• **TASK TO CARRY OUT**:
Reproduce all the data, character for character.
---- DATA RECORDS
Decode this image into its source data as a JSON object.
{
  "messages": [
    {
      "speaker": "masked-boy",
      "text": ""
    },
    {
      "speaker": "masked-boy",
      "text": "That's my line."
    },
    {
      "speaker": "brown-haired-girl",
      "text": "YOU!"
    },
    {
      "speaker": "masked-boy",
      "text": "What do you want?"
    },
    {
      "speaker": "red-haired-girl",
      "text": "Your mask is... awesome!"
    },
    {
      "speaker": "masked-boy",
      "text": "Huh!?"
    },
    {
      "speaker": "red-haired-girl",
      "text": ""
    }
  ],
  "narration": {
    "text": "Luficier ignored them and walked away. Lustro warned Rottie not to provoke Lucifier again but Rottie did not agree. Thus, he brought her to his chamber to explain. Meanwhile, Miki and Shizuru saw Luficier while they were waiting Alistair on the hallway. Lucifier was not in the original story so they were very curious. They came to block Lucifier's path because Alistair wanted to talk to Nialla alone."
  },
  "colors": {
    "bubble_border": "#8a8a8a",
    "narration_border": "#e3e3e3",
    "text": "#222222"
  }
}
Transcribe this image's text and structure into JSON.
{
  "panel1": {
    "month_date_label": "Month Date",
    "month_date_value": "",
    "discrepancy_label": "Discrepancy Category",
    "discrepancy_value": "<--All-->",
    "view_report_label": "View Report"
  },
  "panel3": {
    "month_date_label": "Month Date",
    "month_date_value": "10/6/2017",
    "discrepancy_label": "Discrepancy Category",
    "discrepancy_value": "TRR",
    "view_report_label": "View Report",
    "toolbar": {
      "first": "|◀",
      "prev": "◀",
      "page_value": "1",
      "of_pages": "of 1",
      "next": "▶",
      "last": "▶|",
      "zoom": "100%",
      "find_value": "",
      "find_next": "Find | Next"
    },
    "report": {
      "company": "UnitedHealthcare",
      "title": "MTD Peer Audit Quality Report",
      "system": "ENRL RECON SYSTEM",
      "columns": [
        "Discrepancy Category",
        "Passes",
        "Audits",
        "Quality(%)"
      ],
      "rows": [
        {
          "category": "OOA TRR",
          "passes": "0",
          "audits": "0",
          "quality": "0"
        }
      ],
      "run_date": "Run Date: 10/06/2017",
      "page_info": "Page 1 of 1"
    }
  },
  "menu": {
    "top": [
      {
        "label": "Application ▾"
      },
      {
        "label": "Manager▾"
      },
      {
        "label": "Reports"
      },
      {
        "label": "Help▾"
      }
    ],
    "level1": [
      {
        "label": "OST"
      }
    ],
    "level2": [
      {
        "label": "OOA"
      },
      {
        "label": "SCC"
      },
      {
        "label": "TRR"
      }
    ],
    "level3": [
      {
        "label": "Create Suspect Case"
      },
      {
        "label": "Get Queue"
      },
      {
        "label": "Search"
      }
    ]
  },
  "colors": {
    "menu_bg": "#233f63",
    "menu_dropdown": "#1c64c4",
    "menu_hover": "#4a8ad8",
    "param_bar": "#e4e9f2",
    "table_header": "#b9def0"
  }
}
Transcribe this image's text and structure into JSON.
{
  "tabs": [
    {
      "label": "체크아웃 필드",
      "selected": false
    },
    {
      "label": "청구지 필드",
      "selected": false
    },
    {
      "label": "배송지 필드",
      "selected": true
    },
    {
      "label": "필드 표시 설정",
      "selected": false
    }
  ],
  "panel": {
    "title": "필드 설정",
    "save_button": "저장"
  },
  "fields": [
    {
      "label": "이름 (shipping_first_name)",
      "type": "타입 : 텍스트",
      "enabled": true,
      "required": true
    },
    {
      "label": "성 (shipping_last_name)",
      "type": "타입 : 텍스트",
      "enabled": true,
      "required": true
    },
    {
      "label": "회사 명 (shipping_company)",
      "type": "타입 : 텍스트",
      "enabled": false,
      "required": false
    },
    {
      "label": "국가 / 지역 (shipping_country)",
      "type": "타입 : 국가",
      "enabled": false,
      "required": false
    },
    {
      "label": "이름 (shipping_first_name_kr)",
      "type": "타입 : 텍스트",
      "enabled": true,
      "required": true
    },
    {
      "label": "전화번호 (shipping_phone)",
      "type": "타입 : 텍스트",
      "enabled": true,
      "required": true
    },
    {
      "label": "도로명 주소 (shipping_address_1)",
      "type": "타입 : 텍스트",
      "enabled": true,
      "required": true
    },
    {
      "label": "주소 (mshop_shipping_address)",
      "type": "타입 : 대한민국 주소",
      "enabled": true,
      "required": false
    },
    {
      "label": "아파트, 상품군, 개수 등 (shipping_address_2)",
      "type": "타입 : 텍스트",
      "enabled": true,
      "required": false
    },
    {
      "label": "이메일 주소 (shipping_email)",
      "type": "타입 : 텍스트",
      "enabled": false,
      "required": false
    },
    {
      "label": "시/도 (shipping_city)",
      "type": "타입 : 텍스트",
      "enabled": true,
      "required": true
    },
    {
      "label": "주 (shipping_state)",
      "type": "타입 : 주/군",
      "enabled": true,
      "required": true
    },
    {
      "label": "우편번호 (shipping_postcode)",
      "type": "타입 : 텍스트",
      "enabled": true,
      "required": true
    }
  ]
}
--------
• **EXERCISE SOLUTION**:
Decode this image into its source data as a JSON object.
{
  "messages": [
    {
      "speaker": "masked-boy",
      "text": ""
    },
    {
      "speaker": "masked-boy",
      "text": "That's my line."
    },
    {
      "speaker": "brown-haired-girl",
      "text": "YOU!"
    },
    {
      "speaker": "masked-boy",
      "text": "What do you want?"
    },
    {
      "speaker": "red-haired-girl",
      "text": "Your mask is... awesome!"
    },
    {
      "speaker": "masked-boy",
      "text": "Huh!?"
    },
    {
      "speaker": "red-haired-girl",
      "text": ""
    }
  ],
  "narration": {
    "text": "Luficier ignored them and walked away. Lustro warned Rottie not to provoke Lucifier again but Rottie did not agree. Thus, he brought her to his chamber to explain. Meanwhile, Miki and Shizuru saw Luficier while they were waiting Alistair on the hallway. Lucifier was not in the original story so they were very curious. They came to block Lucifier's path because Alistair wanted to talk to Nialla alone."
  },
  "colors": {
    "bubble_border": "#8a8a8a",
    "narration_border": "#e3e3e3",
    "text": "#222222"
  }
}
Transcribe this image's text and structure into JSON.
{
  "panel1": {
    "month_date_label": "Month Date",
    "month_date_value": "",
    "discrepancy_label": "Discrepancy Category",
    "discrepancy_value": "<--All-->",
    "view_report_label": "View Report"
  },
  "panel3": {
    "month_date_label": "Month Date",
    "month_date_value": "10/6/2017",
    "discrepancy_label": "Discrepancy Category",
    "discrepancy_value": "TRR",
    "view_report_label": "View Report",
    "toolbar": {
      "first": "|◀",
      "prev": "◀",
      "page_value": "1",
      "of_pages": "of 1",
      "next": "▶",
      "last": "▶|",
      "zoom": "100%",
      "find_value": "",
      "find_next": "Find | Next"
    },
    "report": {
      "company": "UnitedHealthcare",
      "title": "MTD Peer Audit Quality Report",
      "system": "ENRL RECON SYSTEM",
      "columns": [
        "Discrepancy Category",
        "Passes",
        "Audits",
        "Quality(%)"
      ],
      "rows": [
        {
          "category": "OOA TRR",
          "passes": "0",
          "audits": "0",
          "quality": "0"
        }
      ],
      "run_date": "Run Date: 10/06/2017",
      "page_info": "Page 1 of 1"
    }
  },
  "menu": {
    "top": [
      {
        "label": "Application ▾"
      },
      {
        "label": "Manager▾"
      },
      {
        "label": "Reports"
      },
      {
        "label": "Help▾"
      }
    ],
    "level1": [
      {
        "label": "OST"
      }
    ],
    "level2": [
      {
        "label": "OOA"
      },
      {
        "label": "SCC"
      },
      {
        "label": "TRR"
      }
    ],
    "level3": [
      {
        "label": "Create Suspect Case"
      },
      {
        "label": "Get Queue"
      },
      {
        "label": "Search"
      }
    ]
  },
  "colors": {
    "menu_bg": "#233f63",
    "menu_dropdown": "#1c64c4",
    "menu_hover": "#4a8ad8",
    "param_bar": "#e4e9f2",
    "table_header": "#b9def0"
  }
}
Transcribe this image's text and structure into JSON.
{
  "tabs": [
    {
      "label": "체크아웃 필드",
      "selected": false
    },
    {
      "label": "청구지 필드",
      "selected": false
    },
    {
      "label": "배송지 필드",
      "selected": true
    },
    {
      "label": "필드 표시 설정",
      "selected": false
    }
  ],
  "panel": {
    "title": "필드 설정",
    "save_button": "저장"
  },
  "fields": [
    {
      "label": "이름 (shipping_first_name)",
      "type": "타입 : 텍스트",
      "enabled": true,
      "required": true
    },
    {
      "label": "성 (shipping_last_name)",
      "type": "타입 : 텍스트",
      "enabled": true,
      "required": true
    },
    {
      "label": "회사 명 (shipping_company)",
      "type": "타입 : 텍스트",
      "enabled": false,
      "required": false
    },
    {
      "label": "국가 / 지역 (shipping_country)",
      "type": "타입 : 국가",
      "enabled": false,
      "required": false
    },
    {
      "label": "이름 (shipping_first_name_kr)",
      "type": "타입 : 텍스트",
      "enabled": true,
      "required": true
    },
    {
      "label": "전화번호 (shipping_phone)",
      "type": "타입 : 텍스트",
      "enabled": true,
      "required": true
    },
    {
      "label": "도로명 주소 (shipping_address_1)",
      "type": "타입 : 텍스트",
      "enabled": true,
      "required": true
    },
    {
      "label": "주소 (mshop_shipping_address)",
      "type": "타입 : 대한민국 주소",
      "enabled": true,
      "required": false
    },
    {
      "label": "아파트, 상품군, 개수 등 (shipping_address_2)",
      "type": "타입 : 텍스트",
      "enabled": true,
      "required": false
    },
    {
      "label": "이메일 주소 (shipping_email)",
      "type": "타입 : 텍스트",
      "enabled": false,
      "required": false
    },
    {
      "label": "시/도 (shipping_city)",
      "type": "타입 : 텍스트",
      "enabled": true,
      "required": true
    },
    {
      "label": "주 (shipping_state)",
      "type": "타입 : 주/군",
      "enabled": true,
      "required": true
    },
    {
      "label": "우편번호 (shipping_postcode)",
      "type": "타입 : 텍스트",
      "enabled": true,
      "required": true
    }
  ]
}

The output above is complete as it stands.